While they’ve never again reached the levels of their mid ’90s exposure, King’s X remains active and is the object of affection of one of the most devoted and loyal fan bases out there. If you already own Dogman take it out for a spin and remember why you got it in the first place. And if you’re checking it out for the first time, don’t be surprised if you find yourself wondering why the hell you didn’t get around to it before.
Highlights: see above
Namely, did Guns 'n' Roses plagiarize the main riff from Sabbath's 1983 track "Zero the Hero" (from the album Born Again) for Appetite for Destruction's "Paradise City"? Sounds mighty close to our weary ears. Check out the above links and hear for yourself.
Meanwhile, we are grooving to our favorite post-Ozzy Black Sabbath tune: "Voodoo", with none other than Mr. Dungeons and Dragons himself, Ronnie James Dio, on vocals. From the Mob Rules album (Warner Bros-1981).
Wow, 20 years already...
A Murder Trial Has Been Postponed Because One of the Jurors Has a Ticket to Glastonbury.
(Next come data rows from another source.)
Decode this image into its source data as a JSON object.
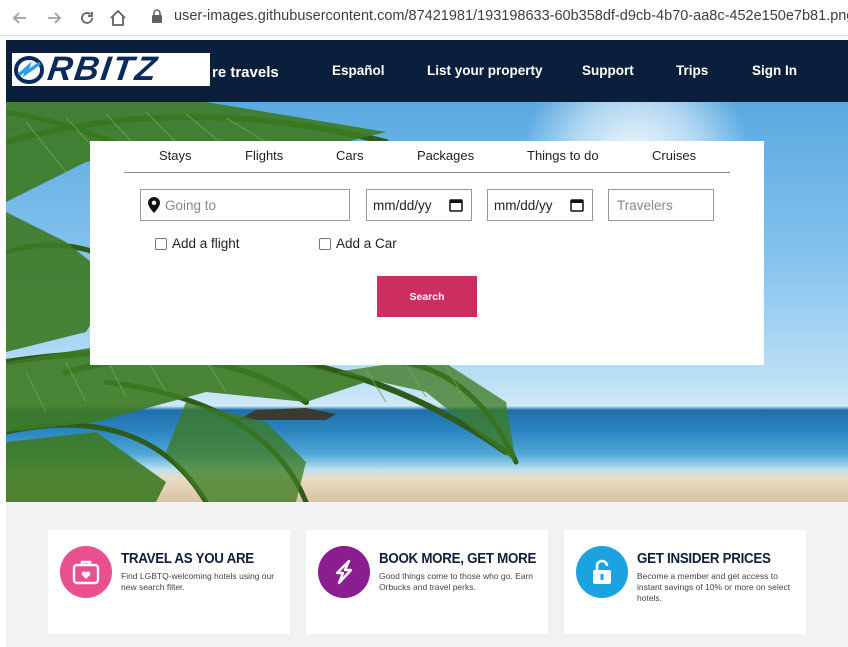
{
  "browser": {
    "url": "user-images.githubusercontent.com/87421981/193198633-60b358df-d9cb-4b70-aa8c-452e150e7b81.png"
  },
  "header": {
    "logo_text": "RBITZ",
    "tagline": "re travels",
    "nav": [
      "Español",
      "List your property",
      "Support",
      "Trips",
      "Sign In"
    ]
  },
  "search": {
    "tabs": [
      "Stays",
      "Flights",
      "Cars",
      "Packages",
      "Things to do",
      "Cruises"
    ],
    "going_to_placeholder": "Going to",
    "checkin_value": "mm/dd/yy",
    "checkout_value": "mm/dd/yy",
    "travelers_placeholder": "Travelers",
    "add_flight_label": "Add a flight",
    "add_car_label": "Add a Car",
    "search_label": "Search"
  },
  "promos": [
    {
      "title": "TRAVEL AS YOU ARE",
      "desc": "Find LGBTQ-welcoming hotels using our new search filter.",
      "color": "#e8508f",
      "icon": "suitcase-heart-icon"
    },
    {
      "title": "BOOK MORE, GET MORE",
      "desc": "Good things come to those who go. Earn Orbucks and travel perks.",
      "color": "#8a1d8f",
      "icon": "orbucks-icon"
    },
    {
      "title": "GET INSIDER PRICES",
      "desc": "Become a member and get access to instant savings of 10% or more on select hotels.",
      "color": "#1aa3e0",
      "icon": "lock-icon"
    }
  ],
  "colors": {
    "header_bg": "#0a1f3c",
    "search_button": "#cc2e5f"
  }
}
The prosecution had started their opening speech at Snaresbrook Crown Court in North London, but the judge halted proceedings after he changed of mind about his earlier decision not to release a juror.
The juror had earlier asked to be exempt from the trial, due to last up to three weeks, but Judge David Radford refused to let him go.
Upon changing his mind, Judge Radford said: “If you had elaborated a bit more on what going to Glastonbury entailed, I would have stood you down this morning.
“I think you perhaps presupposed a bit too much knowledge on my part. This is essentially a pre-booked holiday and you have organised to go with friends.
'A new jury will be sworn in on Wednesday morning allowing the trial to begin.'
Tickets for Glastonbury are of course non-refundable and branded with the festival goer's name.
It's reported that the two-day delay could cost the tax payer thousands of pounds.
[h/t Noise Addicts]
CATHLAMET, Wash. – Nirvana's former bassist is running for clerk of a rural county to protest Washington state's method of letting candidates name their own party affiliation.
Krist Novoselic is running for clerk of Wahkiakum County in western Washington.
Novoselic is head of his local chapter of the Grange, a civic organization. His election paperwork declares that he's running under the "Grange Party" banner, even though the Grange isn't a political party.
Novoselic tells The Daily Word newspaper that he's protesting the state's system that lets candidates say what party they prefer when running for office. He says that's confusing for voters and lets candidates appropriate the names of private associations.
Carradine, who was in Thailand to begin working on a film, was 72 years old.